Louie-Bradford, now 29, competed at the World Junior championships in 2003 in Marseille, France, where he won gold in his age group in kata.
It was one of the only times Tanaka told him "good job."
"I can probably count on one hand the number of times he told me 'good job,' and that's with competing since '94, so almost 22 years of competing nationally and 15 years competing internationally," said Louie-Bradford, who continues to train with Tanaka and win medals. "And five times he's told me good job."
Tanaka admits he is stingy with praise. He said one reason for this is because when he was younger, his teachers called him a genius, and it made him over-confident.
"… (W)hen the teacher said I was a genius, that was the worst thing they said, because from that point, somehow I thought I didn't have to study because I was a genius," Tanaka said. "Therefore, that's why I have reservation telling the students, 'You're doing great,' because … I don't want them to fall into what I did."
Over the years, Tanaka has made the rounds in the media.
Magazine covers featuring Tanaka line one of the walls at his academy. In the '80s, he was featured on the covers of "Inside Karate," "Karate Illustrated," "Masters of Styles" and "Inside Kung Fu" magazines.
Tanaka said he had a small part in the 1981 martial arts film "Force: Five," but by the end of postproduction his part had all but been edited out.
He had chances to potentially land larger roles in other movie projects, he said — he even won a Hollywood martial arts contest two years in a row — but he needed to move to Los Angeles if a movie career was going to work.
"I was thinking about maybe the fastest way for me to spread what karate is all about is to become a movie star," Tanaka said. "So I used to go see a lot of producers and directors and actors, but they all said if I was really serious about it, I have to live in LA.
"So I said, 'No I don't want to, I have students who rely on me.' "
Tanaka said sometimes he regrets never moving to the big city, but his goal has always been to mentor his students.
And so he stayed in Anchorage. He became a U.S. citizen in 1995, and his wife, Cindy, and children, Natasha, 28; Courtney, 26; and Tadashi, 18, all live in Anchorage.

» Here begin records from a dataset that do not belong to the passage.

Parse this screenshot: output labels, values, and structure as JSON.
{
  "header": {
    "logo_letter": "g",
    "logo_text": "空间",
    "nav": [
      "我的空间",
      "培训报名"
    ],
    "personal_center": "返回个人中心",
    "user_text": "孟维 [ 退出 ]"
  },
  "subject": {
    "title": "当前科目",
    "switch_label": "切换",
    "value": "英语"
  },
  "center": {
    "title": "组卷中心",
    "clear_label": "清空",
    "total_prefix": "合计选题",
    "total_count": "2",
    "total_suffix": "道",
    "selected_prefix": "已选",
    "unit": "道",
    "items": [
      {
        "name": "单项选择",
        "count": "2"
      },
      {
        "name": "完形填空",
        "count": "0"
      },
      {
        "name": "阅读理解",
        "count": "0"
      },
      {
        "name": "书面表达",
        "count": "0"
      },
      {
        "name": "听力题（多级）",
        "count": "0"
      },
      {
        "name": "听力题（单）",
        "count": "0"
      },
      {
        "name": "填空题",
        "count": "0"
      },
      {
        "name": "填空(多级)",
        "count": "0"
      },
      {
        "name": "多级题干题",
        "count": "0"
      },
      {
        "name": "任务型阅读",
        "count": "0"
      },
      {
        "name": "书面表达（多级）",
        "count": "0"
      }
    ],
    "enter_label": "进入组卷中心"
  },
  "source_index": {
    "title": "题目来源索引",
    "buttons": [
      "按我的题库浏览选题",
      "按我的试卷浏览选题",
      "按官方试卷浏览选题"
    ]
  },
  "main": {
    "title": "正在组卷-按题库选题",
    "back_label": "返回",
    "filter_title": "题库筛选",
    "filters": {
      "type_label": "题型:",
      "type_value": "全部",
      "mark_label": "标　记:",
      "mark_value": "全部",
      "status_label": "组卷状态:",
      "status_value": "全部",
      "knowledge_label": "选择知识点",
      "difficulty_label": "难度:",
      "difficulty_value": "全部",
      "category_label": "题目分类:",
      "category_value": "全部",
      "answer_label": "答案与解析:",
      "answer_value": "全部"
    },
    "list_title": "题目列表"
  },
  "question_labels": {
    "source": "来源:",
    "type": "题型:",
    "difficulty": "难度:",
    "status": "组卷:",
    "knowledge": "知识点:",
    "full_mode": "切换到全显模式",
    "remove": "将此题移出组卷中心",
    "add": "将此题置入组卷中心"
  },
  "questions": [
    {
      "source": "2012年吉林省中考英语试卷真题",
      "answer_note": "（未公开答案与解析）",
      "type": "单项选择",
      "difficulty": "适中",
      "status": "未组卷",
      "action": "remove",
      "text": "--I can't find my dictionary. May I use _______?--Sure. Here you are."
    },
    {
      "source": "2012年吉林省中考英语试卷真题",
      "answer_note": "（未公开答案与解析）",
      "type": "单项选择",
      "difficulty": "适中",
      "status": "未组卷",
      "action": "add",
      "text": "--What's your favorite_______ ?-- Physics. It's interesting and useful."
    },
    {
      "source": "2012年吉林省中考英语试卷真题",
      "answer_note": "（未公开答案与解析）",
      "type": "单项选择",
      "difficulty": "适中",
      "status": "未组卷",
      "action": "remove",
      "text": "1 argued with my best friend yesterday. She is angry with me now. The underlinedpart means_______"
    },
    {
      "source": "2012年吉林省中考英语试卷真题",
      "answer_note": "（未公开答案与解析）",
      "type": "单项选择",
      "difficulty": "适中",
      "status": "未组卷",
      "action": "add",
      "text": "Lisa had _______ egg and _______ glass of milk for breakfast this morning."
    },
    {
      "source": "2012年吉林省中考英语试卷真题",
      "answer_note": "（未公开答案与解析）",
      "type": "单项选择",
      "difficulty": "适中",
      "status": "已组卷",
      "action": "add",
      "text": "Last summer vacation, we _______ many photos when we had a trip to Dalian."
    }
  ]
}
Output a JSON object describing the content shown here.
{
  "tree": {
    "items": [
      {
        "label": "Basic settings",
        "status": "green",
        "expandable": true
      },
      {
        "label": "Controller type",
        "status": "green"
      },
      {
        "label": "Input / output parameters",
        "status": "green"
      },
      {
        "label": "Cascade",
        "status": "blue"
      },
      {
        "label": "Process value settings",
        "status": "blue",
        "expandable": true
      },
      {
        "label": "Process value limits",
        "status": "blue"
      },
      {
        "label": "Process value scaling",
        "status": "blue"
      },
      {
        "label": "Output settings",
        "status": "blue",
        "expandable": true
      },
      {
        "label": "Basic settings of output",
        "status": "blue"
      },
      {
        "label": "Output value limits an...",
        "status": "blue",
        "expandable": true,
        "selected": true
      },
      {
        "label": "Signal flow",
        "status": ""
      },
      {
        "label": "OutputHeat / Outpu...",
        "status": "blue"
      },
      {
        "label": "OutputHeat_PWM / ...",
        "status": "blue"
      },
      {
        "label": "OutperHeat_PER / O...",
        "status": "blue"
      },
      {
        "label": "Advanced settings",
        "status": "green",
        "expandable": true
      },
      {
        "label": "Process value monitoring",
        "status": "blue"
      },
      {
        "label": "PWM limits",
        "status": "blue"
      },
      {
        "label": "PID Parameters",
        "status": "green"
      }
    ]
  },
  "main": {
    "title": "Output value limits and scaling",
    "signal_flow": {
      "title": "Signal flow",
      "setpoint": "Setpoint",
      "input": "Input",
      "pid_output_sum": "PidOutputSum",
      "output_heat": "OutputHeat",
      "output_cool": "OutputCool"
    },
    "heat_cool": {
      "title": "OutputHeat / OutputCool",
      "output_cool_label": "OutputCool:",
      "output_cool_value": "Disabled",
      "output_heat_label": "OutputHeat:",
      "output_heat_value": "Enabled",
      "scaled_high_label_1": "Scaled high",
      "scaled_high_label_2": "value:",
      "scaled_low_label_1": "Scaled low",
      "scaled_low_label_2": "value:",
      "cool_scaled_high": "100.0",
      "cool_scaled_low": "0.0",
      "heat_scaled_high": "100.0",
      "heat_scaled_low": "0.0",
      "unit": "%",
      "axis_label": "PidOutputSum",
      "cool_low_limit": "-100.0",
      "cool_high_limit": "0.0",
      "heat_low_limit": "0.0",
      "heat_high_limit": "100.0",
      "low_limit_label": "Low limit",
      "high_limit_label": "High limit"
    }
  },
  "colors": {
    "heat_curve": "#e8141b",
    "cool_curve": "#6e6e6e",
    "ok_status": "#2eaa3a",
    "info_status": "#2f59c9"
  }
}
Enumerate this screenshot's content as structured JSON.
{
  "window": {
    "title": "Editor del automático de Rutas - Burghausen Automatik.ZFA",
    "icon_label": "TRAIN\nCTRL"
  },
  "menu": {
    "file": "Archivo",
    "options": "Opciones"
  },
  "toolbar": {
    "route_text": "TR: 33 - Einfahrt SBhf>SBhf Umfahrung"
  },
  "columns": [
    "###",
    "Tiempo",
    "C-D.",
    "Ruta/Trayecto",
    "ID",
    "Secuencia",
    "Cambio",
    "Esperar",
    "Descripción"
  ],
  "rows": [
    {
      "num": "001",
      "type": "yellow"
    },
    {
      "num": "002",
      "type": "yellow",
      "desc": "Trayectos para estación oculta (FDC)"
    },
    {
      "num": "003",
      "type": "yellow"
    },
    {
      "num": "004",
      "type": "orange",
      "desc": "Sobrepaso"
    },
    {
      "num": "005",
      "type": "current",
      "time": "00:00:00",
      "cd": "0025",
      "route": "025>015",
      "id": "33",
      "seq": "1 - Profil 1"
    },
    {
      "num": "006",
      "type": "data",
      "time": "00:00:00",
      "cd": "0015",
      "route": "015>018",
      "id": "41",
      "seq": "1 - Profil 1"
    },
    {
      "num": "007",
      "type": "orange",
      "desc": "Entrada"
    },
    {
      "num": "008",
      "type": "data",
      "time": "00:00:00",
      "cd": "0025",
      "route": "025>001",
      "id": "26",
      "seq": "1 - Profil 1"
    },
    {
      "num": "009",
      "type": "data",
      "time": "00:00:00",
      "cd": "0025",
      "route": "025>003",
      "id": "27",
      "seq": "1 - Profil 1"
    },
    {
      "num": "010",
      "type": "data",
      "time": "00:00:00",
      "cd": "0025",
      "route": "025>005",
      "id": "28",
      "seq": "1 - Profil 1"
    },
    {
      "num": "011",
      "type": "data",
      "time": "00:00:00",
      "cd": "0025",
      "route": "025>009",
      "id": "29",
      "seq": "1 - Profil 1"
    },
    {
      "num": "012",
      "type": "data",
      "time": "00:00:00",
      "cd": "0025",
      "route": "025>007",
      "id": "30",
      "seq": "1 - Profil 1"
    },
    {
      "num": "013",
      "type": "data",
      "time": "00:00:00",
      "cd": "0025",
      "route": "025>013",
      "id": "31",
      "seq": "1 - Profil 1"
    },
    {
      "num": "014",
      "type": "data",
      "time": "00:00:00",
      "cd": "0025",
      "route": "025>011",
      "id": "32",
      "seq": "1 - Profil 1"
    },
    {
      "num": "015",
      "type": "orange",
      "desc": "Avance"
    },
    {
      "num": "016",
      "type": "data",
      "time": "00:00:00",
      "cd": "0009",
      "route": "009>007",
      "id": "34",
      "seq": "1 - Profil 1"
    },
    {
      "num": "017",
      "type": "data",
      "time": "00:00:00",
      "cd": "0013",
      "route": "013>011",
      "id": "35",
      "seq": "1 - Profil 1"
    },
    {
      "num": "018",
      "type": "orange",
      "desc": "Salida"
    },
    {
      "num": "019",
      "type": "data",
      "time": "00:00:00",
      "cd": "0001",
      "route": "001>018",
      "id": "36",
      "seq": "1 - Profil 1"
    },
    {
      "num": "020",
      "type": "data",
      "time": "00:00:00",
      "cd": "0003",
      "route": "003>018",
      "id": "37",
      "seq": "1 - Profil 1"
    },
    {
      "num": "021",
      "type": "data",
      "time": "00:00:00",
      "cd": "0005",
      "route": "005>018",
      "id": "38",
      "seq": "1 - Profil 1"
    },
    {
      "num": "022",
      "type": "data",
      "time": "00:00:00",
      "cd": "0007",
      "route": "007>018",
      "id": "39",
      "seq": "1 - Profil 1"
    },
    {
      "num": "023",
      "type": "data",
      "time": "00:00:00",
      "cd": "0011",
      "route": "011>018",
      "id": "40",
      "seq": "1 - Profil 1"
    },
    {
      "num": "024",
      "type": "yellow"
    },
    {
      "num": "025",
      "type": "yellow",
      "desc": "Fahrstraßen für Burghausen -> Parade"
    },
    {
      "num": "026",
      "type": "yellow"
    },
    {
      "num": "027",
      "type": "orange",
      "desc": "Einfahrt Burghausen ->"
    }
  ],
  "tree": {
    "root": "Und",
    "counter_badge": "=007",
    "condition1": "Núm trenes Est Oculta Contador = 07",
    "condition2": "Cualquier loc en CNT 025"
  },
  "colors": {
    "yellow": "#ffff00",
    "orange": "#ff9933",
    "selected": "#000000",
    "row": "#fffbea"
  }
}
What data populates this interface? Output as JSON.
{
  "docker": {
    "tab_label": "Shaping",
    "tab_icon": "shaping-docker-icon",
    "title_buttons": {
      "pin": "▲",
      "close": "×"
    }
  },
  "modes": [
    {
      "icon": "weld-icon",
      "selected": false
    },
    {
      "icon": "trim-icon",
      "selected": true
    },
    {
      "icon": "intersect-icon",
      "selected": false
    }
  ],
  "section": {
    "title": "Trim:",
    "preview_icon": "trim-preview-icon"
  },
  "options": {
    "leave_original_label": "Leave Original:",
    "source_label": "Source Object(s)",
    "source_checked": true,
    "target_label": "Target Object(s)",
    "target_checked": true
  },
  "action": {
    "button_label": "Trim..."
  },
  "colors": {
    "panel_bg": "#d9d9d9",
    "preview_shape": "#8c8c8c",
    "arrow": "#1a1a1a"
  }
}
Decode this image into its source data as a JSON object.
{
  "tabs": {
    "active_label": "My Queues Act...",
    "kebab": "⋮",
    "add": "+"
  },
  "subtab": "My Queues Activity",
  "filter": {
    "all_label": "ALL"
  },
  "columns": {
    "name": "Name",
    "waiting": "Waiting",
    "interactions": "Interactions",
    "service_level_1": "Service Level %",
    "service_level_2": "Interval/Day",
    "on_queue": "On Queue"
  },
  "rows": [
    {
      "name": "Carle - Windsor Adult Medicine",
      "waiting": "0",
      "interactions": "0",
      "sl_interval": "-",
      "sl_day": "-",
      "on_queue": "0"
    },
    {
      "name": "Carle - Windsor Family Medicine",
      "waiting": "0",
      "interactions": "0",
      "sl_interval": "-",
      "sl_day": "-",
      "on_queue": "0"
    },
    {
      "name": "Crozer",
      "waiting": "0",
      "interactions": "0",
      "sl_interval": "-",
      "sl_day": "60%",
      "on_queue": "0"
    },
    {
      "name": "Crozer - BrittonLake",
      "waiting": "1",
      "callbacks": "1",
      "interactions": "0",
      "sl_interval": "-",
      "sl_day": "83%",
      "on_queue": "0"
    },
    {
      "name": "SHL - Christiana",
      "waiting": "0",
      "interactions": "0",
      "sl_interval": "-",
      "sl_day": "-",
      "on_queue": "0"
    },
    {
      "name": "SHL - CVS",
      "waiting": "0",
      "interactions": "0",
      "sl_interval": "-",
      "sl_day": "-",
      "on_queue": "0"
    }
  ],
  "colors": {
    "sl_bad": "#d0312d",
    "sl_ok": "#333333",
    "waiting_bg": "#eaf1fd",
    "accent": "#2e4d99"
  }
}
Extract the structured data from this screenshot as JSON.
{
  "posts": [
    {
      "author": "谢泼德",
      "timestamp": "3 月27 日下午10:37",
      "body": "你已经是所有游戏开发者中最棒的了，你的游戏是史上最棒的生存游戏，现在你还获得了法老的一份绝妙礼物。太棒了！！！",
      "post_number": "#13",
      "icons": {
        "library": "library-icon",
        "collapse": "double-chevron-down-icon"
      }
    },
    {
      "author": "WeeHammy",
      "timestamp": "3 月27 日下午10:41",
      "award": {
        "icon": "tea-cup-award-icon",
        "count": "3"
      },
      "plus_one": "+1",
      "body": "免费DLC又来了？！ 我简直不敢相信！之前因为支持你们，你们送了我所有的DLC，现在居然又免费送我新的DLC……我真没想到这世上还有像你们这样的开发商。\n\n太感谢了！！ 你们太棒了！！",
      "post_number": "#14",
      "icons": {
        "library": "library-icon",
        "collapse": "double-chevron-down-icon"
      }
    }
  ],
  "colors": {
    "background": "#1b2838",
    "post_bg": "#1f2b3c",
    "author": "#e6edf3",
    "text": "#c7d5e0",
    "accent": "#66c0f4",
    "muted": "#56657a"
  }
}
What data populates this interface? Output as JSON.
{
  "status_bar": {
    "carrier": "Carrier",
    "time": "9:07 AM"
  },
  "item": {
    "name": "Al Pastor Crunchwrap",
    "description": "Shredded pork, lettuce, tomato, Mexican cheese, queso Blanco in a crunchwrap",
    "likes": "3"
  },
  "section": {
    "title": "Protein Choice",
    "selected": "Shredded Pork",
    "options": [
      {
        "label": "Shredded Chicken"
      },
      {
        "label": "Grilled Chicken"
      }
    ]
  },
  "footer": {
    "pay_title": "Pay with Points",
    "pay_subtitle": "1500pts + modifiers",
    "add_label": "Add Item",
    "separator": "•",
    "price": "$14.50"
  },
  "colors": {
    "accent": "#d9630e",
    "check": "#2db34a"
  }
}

They all hold black belts.
"It was supposed to be one year or two years," Tanaka said of his time in Anchorage. "I'm still here."